At the same site, also check out this fascinating discussion of Titian and mirrors and a post on the deep history of the virgo lactans motif in Western art.

A New Zealend native drawn by Jean Pirone, 1790s.
3. From peacay, the proprietor of BibliOdyssey, another typically well-crafted post on the Count de Lapérouse (1741-1788?), a French mariner whose ship disappeared in the Pacific in 1788. The writings and drawings of the ethnography and ecology of the Pacific Islands that his expedition produced largely survived, however, and were published in the following years along with related sketches produced by search and rescue missions:   
In 1785 Louis XVI appointed La Pérouse to lead an expedition to the Pacific to complete Cook's unfinished work. His ships were the Astrolabe and the Boussole, both 500 tons. They were store-ships, reclassified as frigates for the occasion and his 114-person crew included ten scientists from different disciplines.  

4. At Got Medieval, a nicely-illustrated post on fools in the Middle Ages:
The late-medieval/early-Renaissance fool hat is kind of a combination of two previous types of hats. The first, usually without bells, had a single curly-pointed peak... The other hat had two peaks and bells, but was flat across the top.
And see this sample chapter from Beatrice K. Otto's book Fools are Everywhere: the Court Jester around the World for more on the true history of this cliched stock figure.

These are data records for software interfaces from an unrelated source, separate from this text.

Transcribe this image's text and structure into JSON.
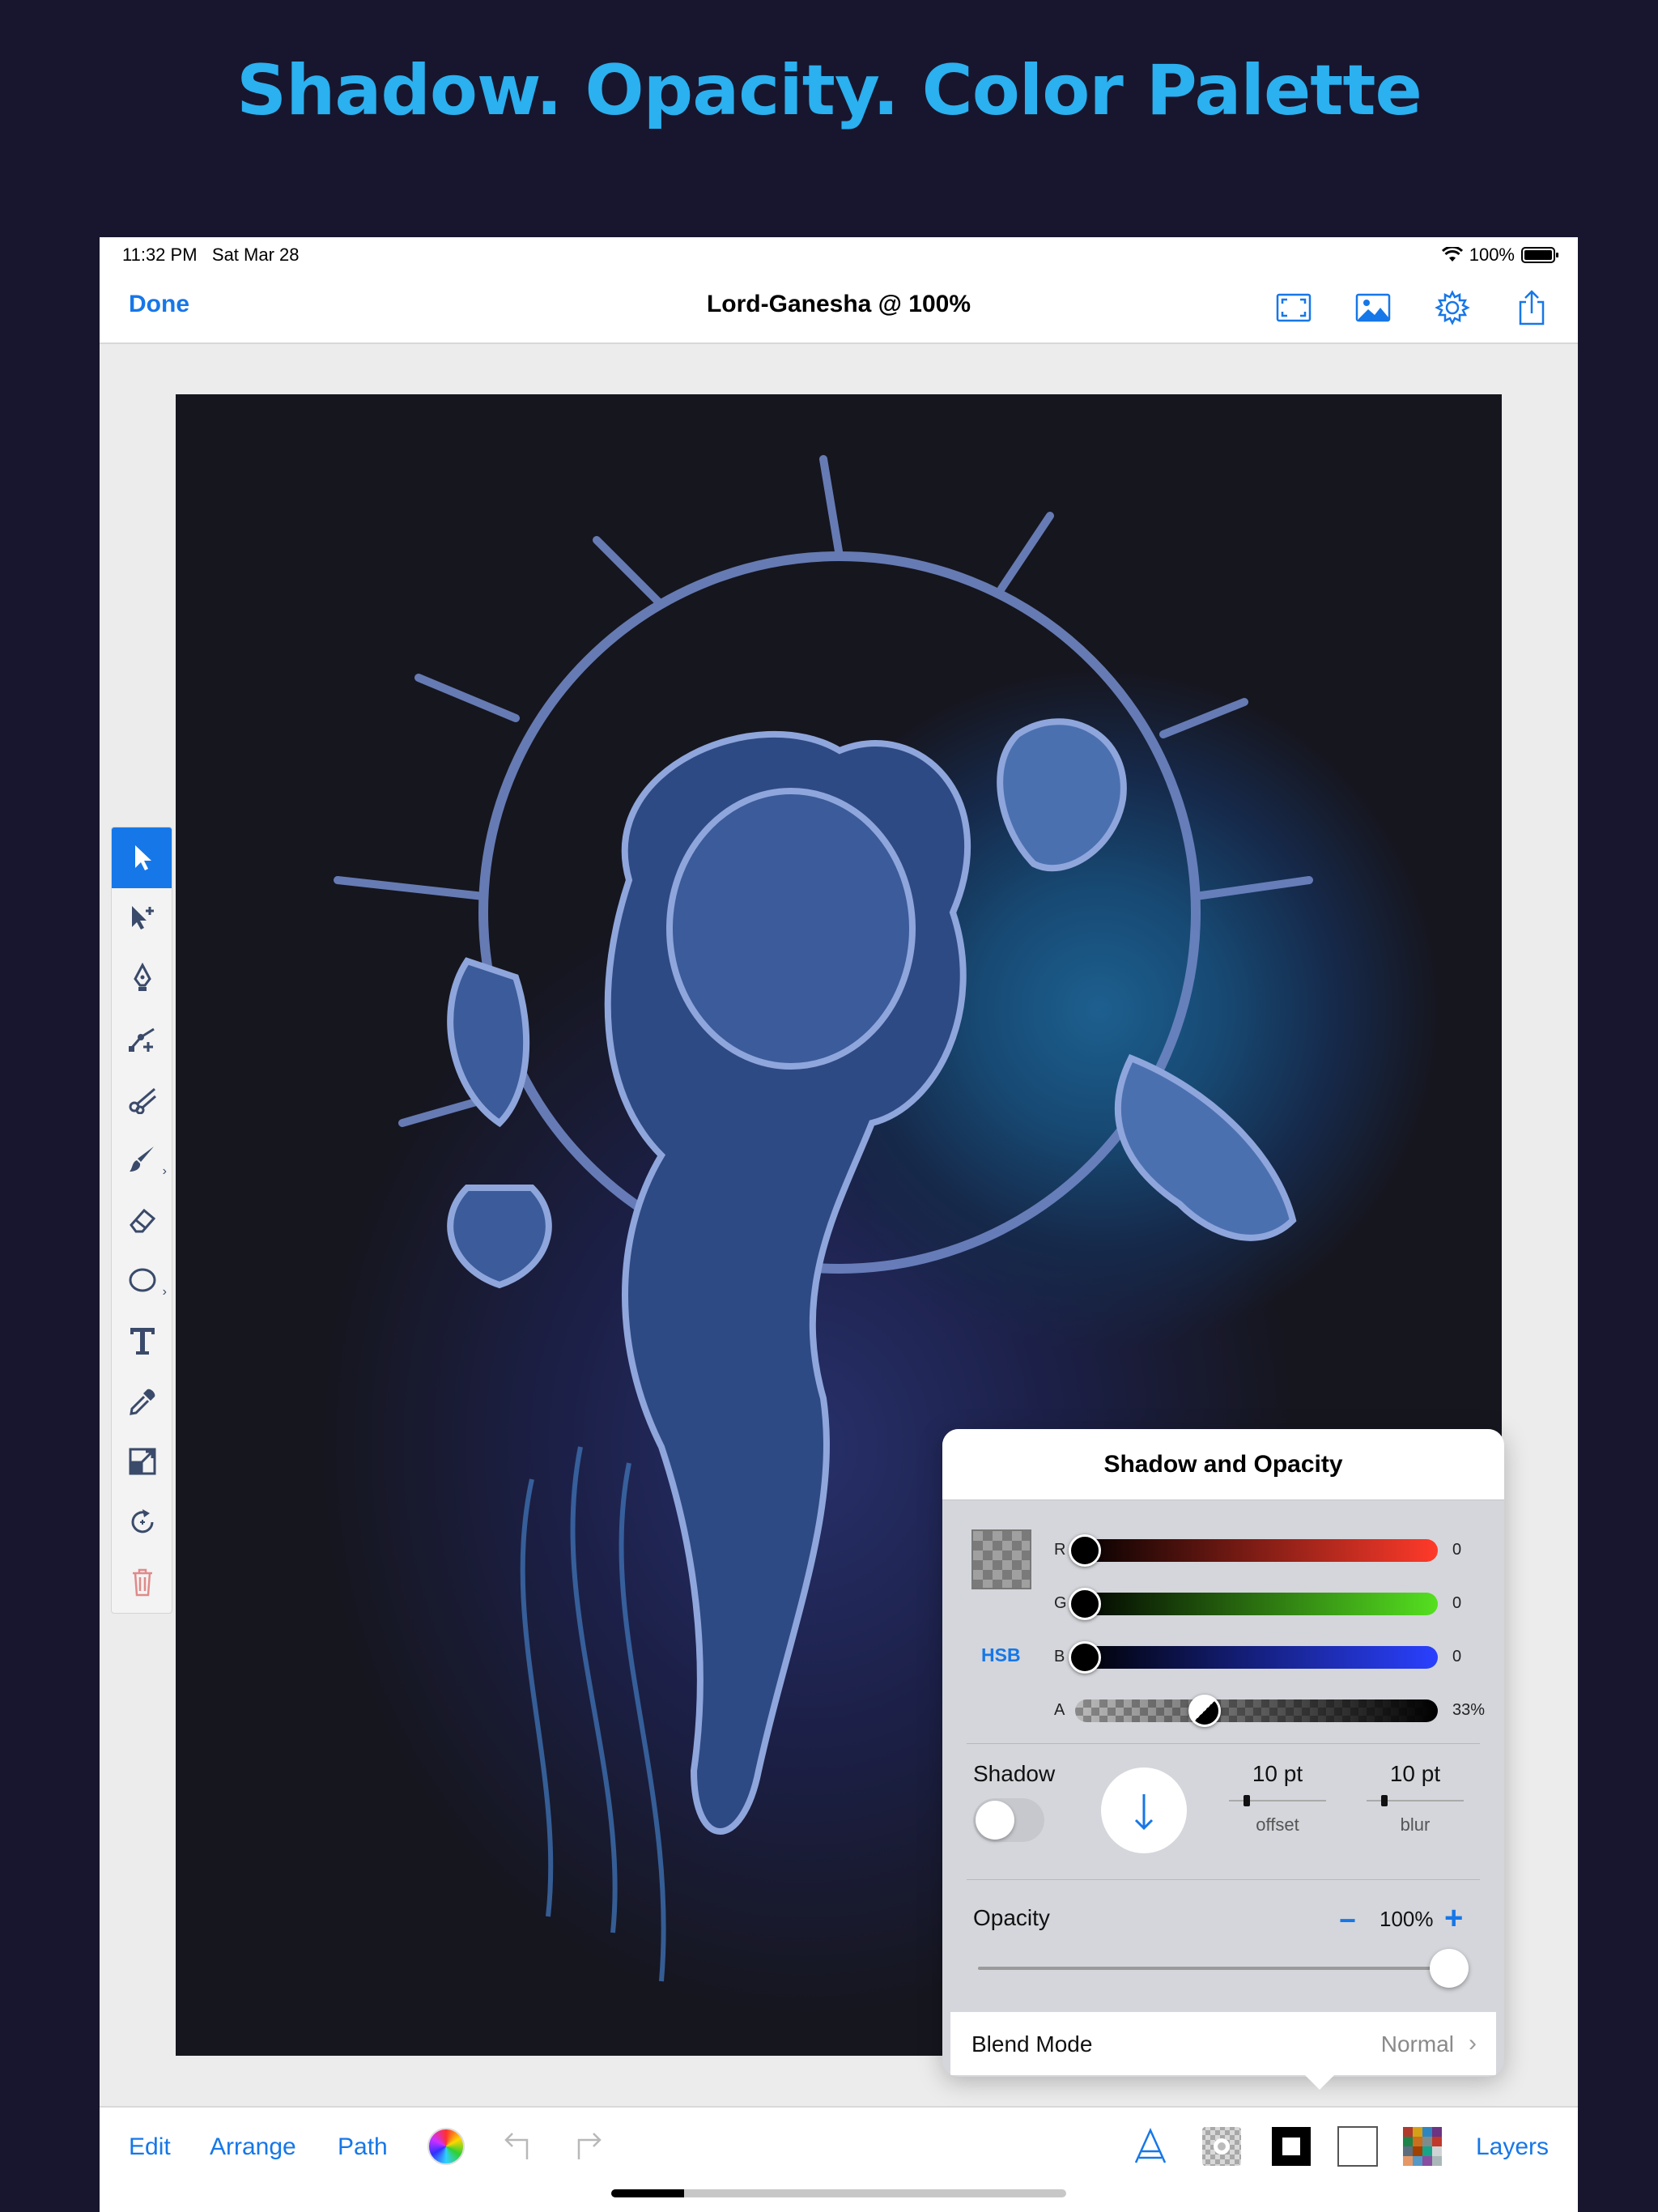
{
  "headline": "Shadow. Opacity. Color Palette",
  "status": {
    "time": "11:32 PM",
    "date": "Sat Mar 28",
    "battery": "100%"
  },
  "nav": {
    "done": "Done",
    "title": "Lord-Ganesha @ 100%"
  },
  "panel": {
    "title": "Shadow and Opacity",
    "rgba": [
      {
        "label": "R",
        "value": "0"
      },
      {
        "label": "G",
        "value": "0"
      },
      {
        "label": "B",
        "value": "0"
      },
      {
        "label": "A",
        "value": "33%"
      }
    ],
    "mode_button": "HSB",
    "shadow": {
      "label": "Shadow",
      "offset_value": "10 pt",
      "offset_label": "offset",
      "blur_value": "10 pt",
      "blur_label": "blur",
      "enabled": false
    },
    "opacity": {
      "label": "Opacity",
      "minus": "−",
      "value": "100%",
      "plus": "+",
      "level": 1.0
    },
    "blend": {
      "label": "Blend Mode",
      "value": "Normal"
    }
  },
  "bottom": {
    "edit": "Edit",
    "arrange": "Arrange",
    "path": "Path",
    "layers": "Layers"
  },
  "colors": {
    "accent": "#1677e8",
    "headline": "#2bb0f0",
    "background": "#18162e"
  }
}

Courtesy of the University of Chicago Press, one of the best academic presses when it comes to making content available online.

Ben Jonson's copy of Martial's Epigrams, with marginal
annotations in Latin.
5. Sarah Werner at Wynken de Worde takes a look at an example of Ben Jonson's marginalia. The playwright appears to have been even more devoted to marking up his work than most early moderns, whose pointy hands, underlines, asterisks and doodles put today's undergraduates to shame.
I've been looking at another book that a student was working on. It's unprepossessing on the outside, just a small, worn brown leather binding, with the remains of ties that have long since disappeared. But the book is much more interesting on the inside... 

The Old Library of Ilha de Moçambique.
6. [Update] I almost forgot to mention a promising very new blog: Macuti. This blog "on slums, museums and popular architecture in Ilha de Moçambique" was started in February by Silje, a Ph.D. candidate at Cophenhagen's Royal Academy School of Architecture. The posts offer a highly observant and nuanced look at the Island of Mozambique, a world heritage site thanks to its 16th century Portuguese structures (the island's chapel is the oldest still standing European-made structure in the Southern Hemisphere).
The library actually is in perfect order with book rows on heavy wooden shelves filled with information about modern agricultural production in Mozambique in the 1950s, French classics and a whole shelf of Hindi books...

For more history blog postings, see the Early Modern Carnivalesque for March 2011 on the Contemporary Jacobean Society blog and the links at right. [Update] While researching this post I came some other blogs of note: the newly-launched Big Map Blog, which features an excellent intuitive design and a huge array of digitized maps arranged by category, and Academitron, a blog on digital humanities. Finally, those with an interest in drug policy and history should check out Points: the Blog of the Alcohol and Drugs History Society.

Also, please leave your own suggestions in the comments!